Eric Pickles was in the news again yesterday with his fourth pronouncement – within a matter of weeks – on car parking. It comes ahead of some new Department for Communities and Local Government (DCLG) guidance that will, apparently, aim to make sure councils do not ‘undermine’ themselves with parking policies that make parking and driving in towns too difficult.
Pickles seems obsessed by the idea that High Street decline is entirely a consequence of the alleged onerousness of driving and parking within towns. This new guidance – to appear later this week – is accompanied by Pickles arguing that
“Anti-car measures are driving motorists into the arms of internet retailers and out of town superstores, taking their custom with them. Over-zealous parking wardens have inflicting real damage on local economies and given many towns and councils a bad name. Town Halls need to ditch their anti-car dogma. Making it easier to park will help support local shops, local jobs and tourism.”
Evidence for these assertions remains lacking. Indeed the document Pickles seems to refers to [pdf] on parking seems to contradict what he is arguing (H/T John Dales); namely, it shows that there is no clear relationship between footfall and the cost and availability of car parking.
In another soundbite, Pickles argues
“Draconian Town Hall parking policies and street clutter can make driving into town centres unnecessarily stressful and actually create more congestion because of lack of places to park.”
Again, no evidence for the assertion that a lack of places to park is creating congestion.
To be clear, I have no particular problem with car parking being provided for those who wish to drive to town centres, at a reasonable price. But what Pickles – and indeed his department – seem to be arguing is that car parking should be provided exactly where motorists want it to be. Right on the High Street itself; right outside the shops people want to visit.
It is surely this thinking about the ‘convenience’ of parking that lies behind Pickles’ silly ideas about allowing people to park on double yellow lines for short periods; the notion that a short walk from a car park to the places people actually want to shop or visit is incredibly difficult, or off-putting. Parking must be provided right where people want it, because we can’t expect them to use their legs.
Applying these kinds of policies would be tremendously counter-productive, because it would destroy the attractiveness of high streets.
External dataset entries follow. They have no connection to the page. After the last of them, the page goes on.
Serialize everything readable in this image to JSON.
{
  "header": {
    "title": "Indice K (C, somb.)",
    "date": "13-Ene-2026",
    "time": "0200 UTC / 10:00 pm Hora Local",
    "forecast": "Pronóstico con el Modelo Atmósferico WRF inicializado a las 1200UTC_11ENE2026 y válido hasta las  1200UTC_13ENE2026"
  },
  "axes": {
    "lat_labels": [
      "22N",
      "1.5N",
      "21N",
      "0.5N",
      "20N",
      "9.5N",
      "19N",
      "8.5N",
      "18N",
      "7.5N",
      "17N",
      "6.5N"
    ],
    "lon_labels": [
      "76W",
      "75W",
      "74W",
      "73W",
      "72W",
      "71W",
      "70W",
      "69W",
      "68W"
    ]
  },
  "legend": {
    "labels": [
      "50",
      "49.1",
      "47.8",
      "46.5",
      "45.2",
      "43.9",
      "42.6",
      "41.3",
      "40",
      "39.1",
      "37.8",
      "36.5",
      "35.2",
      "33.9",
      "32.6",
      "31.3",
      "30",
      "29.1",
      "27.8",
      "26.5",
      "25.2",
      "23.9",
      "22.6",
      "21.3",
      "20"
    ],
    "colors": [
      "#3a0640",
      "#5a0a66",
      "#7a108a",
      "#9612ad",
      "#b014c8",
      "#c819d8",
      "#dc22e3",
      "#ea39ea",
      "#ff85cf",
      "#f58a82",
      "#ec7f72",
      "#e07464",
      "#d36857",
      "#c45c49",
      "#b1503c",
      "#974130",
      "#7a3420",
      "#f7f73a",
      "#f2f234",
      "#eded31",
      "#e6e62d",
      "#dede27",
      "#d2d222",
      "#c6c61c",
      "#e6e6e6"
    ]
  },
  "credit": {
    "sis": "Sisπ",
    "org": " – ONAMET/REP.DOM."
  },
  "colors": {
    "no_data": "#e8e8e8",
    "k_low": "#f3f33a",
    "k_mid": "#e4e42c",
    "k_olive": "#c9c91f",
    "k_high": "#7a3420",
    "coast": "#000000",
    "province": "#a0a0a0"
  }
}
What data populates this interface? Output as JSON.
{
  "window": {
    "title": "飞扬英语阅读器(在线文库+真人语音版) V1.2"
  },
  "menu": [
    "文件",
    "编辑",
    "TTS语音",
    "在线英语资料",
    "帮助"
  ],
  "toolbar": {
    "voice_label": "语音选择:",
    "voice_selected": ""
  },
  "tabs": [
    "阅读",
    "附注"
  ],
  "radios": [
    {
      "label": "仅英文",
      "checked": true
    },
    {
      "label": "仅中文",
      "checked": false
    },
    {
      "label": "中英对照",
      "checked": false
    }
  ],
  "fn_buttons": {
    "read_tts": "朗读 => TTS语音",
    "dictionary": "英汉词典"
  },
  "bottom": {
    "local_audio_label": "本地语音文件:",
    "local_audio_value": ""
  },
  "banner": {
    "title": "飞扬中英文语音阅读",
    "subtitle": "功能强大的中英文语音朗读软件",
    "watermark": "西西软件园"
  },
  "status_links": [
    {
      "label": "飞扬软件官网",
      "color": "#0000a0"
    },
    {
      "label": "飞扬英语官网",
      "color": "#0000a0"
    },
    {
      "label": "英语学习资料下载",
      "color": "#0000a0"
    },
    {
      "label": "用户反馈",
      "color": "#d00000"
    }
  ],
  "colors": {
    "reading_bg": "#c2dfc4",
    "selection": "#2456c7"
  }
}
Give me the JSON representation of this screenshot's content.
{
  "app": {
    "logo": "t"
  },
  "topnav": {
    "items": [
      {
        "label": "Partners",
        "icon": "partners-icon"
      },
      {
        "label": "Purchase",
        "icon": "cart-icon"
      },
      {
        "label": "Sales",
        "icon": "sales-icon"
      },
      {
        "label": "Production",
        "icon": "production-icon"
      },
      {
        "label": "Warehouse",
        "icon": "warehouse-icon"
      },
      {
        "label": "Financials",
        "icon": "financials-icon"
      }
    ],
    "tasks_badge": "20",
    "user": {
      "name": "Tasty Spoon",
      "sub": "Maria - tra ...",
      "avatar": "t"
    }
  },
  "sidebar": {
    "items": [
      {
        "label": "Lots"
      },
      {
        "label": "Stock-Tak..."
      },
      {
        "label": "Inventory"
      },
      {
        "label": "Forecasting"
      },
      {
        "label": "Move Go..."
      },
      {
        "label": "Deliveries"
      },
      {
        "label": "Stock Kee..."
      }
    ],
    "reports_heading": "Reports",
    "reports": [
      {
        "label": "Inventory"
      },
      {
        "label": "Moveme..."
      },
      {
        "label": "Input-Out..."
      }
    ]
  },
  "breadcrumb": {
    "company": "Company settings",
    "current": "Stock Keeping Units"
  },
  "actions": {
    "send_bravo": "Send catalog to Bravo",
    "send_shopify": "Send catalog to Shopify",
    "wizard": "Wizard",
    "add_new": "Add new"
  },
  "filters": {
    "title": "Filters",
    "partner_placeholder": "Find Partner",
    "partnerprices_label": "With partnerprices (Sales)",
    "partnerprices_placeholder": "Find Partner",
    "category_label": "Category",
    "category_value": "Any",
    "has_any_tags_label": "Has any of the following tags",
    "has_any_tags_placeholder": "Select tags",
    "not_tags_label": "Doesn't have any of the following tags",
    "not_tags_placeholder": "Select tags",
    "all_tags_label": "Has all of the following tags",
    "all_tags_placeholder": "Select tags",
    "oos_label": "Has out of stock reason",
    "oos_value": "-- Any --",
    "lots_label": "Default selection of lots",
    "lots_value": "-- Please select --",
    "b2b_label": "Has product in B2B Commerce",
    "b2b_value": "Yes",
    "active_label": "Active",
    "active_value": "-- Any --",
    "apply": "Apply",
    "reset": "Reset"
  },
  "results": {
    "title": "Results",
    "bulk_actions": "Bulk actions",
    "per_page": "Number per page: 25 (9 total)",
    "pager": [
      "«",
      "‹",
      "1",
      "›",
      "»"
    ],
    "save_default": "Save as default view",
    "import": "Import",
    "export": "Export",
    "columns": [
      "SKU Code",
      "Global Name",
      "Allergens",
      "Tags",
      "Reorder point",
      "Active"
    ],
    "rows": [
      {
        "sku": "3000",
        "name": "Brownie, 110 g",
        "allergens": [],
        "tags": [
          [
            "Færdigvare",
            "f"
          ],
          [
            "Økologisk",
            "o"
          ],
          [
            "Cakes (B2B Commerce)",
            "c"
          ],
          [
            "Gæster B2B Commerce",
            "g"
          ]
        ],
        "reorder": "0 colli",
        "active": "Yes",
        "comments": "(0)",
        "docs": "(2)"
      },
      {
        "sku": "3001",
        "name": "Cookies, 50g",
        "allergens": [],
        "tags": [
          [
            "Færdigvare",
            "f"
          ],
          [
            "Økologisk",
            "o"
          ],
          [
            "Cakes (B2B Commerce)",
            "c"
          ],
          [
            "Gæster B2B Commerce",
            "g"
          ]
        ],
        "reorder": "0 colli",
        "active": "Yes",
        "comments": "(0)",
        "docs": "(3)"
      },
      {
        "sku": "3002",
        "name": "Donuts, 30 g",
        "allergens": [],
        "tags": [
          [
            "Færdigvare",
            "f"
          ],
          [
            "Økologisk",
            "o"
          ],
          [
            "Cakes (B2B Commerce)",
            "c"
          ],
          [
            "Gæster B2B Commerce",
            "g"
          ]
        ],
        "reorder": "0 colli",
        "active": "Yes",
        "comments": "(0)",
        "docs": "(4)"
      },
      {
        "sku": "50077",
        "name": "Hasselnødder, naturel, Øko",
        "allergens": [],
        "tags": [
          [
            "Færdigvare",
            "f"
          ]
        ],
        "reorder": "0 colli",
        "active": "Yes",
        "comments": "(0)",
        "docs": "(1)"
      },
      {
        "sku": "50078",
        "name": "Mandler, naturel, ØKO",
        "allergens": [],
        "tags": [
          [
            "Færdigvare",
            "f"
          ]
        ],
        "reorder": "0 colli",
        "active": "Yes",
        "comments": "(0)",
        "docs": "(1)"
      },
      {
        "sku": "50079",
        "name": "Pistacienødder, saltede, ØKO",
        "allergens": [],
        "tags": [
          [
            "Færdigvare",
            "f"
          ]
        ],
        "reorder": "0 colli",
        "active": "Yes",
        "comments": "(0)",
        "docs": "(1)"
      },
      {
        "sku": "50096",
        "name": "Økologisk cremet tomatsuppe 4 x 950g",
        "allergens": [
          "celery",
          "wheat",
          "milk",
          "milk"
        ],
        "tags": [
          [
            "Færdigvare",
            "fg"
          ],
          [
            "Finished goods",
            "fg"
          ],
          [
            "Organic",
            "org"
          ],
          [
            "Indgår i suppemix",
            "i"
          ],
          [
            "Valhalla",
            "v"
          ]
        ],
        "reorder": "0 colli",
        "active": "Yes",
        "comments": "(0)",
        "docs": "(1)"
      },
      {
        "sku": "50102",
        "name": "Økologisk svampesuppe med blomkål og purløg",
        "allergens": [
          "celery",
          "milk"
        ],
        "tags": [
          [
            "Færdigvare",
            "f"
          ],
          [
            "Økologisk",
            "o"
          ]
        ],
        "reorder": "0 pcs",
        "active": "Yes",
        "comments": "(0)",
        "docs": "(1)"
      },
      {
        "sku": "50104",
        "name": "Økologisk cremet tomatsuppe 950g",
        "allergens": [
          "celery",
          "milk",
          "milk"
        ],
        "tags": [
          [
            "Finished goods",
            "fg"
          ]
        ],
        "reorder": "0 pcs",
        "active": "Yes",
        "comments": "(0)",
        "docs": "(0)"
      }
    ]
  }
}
We know that pleasant, thriving streets – the ones people want to visit – are the ones where traffic and parking is restricted. There may be parking nearby, but the street itself is free from parked vehicles, and motor traffic in general.
By contrast, streets where driving is easy, and parking is provided directly outside shops, are usually awful, unattractive places, even if they lie in prime locations.
These are not thriving places. They are places where the street environment has been poisoned by accommodating motor traffic.
The most curious aspect of Pickles’ arguments is his opposition to ‘clutter’, or ‘unnecessary physical constraints’; the clutter that makes ‘driving into town centres unnecessarily stressful’.In another quote provided to the press, he argues that
“street clutter is a blight, as the excessive or insensitive use of traffic signs and other street furniture has a negative impact on the success of the street as a place.”
From a man who seems hell-bent on increasing the amount of motor vehicles cluttering up our streets, this is a curious approach. To my mind, this is a cluttered street –
Pickles doesn’t seemed concerned at all about this kind of clutter, concerning himself instead with intrusive signs, or bollards, or humps, which he thinks discourage people from driving. But this is just complete nonsense. Streets clogged with motor vehicles like this are unpleasant places.
There is a good example in my town, where the council has commendably taken action to convert a horrible, traffic-filled street into a place where people actually might want to hang around. About ten years ago, it looked like this –
Just ghastly for anyone who wanted to visit the shops here on foot – that is, everyone.
About three years ago the street scene was improved with a ‘shared space’ surface, with restrictions on motor traffic to just loading and disabled access. Then last year the street was closed fully to motor traffic during the day, so the restaurants could use the space, and people could go about their business without having to worry about motor traffic.
The picture below was taken today, at the same location. Judge for yourself the difference to this street, from closing it to motor traffic and removing parking.
Now of course I suspect many people here did arrive by car; not many people walk or cycle (or take the bus) into Horsham. However these motorists simply used the many car parks in Horsham, and then walked to the streets they wanted to visit. The same is true for most of the people walking on the streets in Horsham’s centre, which is now almost entirely pedestrianised. These people have not been put off by a bit of walking.
Scenes like these would be destroyed by allowing parking anywhere on double yellow lines, or by by removing these constraints on motor traffic. Councils like Horsham would kill the very thing that makes High Streets attractive; they’ve worked this out form themselves.
Eric Pickles seems to want to declare a war on clutter; on bollards like this
that stop people from driving and parking wherever they want. The clutter and unpleasantness that inevitably results when you remove restrictions on motor traffic in town centres is, amazingly, completely invisible to him. It’s shockingly shortsighted.